_Data for analysis_:
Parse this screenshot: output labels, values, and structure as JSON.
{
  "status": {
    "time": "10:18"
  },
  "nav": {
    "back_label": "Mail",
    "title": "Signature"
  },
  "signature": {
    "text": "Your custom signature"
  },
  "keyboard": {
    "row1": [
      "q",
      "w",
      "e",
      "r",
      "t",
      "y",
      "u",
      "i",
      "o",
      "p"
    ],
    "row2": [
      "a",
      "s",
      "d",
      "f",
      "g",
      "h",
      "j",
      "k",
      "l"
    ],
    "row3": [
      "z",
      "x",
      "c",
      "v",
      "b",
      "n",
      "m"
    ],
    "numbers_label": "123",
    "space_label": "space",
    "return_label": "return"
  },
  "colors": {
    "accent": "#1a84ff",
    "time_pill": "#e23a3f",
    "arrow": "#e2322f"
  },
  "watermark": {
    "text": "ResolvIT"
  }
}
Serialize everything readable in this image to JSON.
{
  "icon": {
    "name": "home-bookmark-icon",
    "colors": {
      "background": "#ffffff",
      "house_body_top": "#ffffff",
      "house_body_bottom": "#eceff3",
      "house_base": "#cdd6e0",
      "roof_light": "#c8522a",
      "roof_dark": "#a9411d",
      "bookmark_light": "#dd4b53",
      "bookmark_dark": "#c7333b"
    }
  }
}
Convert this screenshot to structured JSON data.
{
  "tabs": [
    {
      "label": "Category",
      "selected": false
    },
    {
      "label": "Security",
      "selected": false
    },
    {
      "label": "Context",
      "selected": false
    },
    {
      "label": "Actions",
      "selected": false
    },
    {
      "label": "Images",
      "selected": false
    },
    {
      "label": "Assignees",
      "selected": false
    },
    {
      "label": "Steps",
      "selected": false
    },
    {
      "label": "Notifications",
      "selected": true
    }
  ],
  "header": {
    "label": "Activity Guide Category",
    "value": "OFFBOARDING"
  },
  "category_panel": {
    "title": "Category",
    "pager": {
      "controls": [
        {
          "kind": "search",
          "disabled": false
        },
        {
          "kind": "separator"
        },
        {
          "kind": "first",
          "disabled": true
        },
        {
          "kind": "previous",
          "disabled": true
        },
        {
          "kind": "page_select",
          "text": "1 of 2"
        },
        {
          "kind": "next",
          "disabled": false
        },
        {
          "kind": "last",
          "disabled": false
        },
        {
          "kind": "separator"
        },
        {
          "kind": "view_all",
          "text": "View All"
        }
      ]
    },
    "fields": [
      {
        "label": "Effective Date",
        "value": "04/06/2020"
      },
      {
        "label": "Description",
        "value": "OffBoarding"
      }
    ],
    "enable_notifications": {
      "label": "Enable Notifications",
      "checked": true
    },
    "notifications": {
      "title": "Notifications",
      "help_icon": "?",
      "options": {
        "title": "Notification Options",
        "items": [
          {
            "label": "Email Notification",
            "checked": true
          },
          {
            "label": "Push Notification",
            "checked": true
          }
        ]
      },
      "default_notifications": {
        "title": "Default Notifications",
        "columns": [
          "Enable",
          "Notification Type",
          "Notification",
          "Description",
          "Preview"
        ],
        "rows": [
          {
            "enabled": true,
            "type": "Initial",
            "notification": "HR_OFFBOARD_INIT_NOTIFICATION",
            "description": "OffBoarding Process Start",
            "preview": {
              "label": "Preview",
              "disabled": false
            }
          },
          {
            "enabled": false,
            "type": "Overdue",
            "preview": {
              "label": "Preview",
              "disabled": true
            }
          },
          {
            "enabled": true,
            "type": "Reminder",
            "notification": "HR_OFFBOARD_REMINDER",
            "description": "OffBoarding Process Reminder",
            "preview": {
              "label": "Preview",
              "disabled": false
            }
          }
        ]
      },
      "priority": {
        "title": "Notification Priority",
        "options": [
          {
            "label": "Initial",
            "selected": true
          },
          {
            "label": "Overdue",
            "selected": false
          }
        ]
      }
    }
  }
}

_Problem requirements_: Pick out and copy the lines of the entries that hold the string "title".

_Result_:
    "title": "Signature"
    "title": "Category",
      "title": "Notifications",
        "title": "Notification Options",
        "title": "Default Notifications",
        "title": "Notification Priority",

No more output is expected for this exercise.